The DFA still effortlessly piss all over all other record labels in the cool stakes just like your best friend's cooler older brother did when you were eleven. No matter how much they try, no other label quite manages to nail the maturity combined with experimentalism of a DFA release. Notwave sees them team up with Rong Music to revisit the NY No-Wave scene of the late seventies...
...Only instead of peddling some cuts from thirty years ago we get a fresh batch from current artists. With the exception of a cut from James Chance and the Contortions, one of the bands actually present for the original movement, these bands are drawing inspiration from a scene that passed away years ago but the tracks themselves are all bang-up-to-date.
So you get some nice, spikey, angular rock like the muted 'Unwelcome Guest' from Quad Throw Salchow and Freshro's dark and sexualised cover of Spoon's 'I Turn My Camera On' that just make great, intelligent, pop records. Tim Love Lee turns in two mixes in the form of the free-falling 'No Search No Entry' by Striplight and Circuits' 'Pistols at Dawn'. The former sounds like Republica re imagined as a post-punk roller coaster whilst the later is a throbbing crescendo to a climatic vocal call that results in the record descending into a tribal rock breakdown. Both are utterly fantastic.

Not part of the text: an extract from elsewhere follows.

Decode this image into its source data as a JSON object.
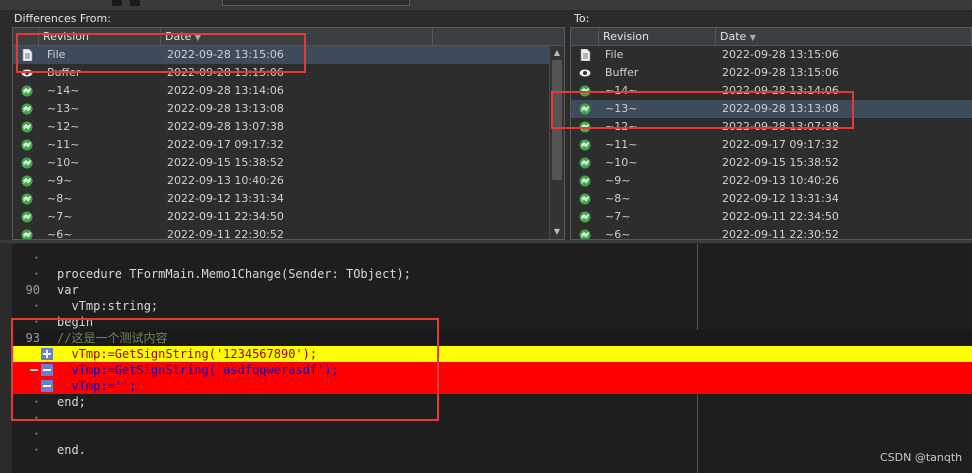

Notwave is the DFA's best compilation in ages, possibly ever. Streamlined and beautiful, it boasts a fantastic atmosphere that drags the listener through more sounds, places and genres than you could find in most entire record shops. From clipped dub workouts like Tussle's 'Elephants Meandering' to the dark and evil re imagining of the Peter Gunn theme that is Welcome Stranger's paranoid 'Smoke Machine', Notwave is never less than exhilarating.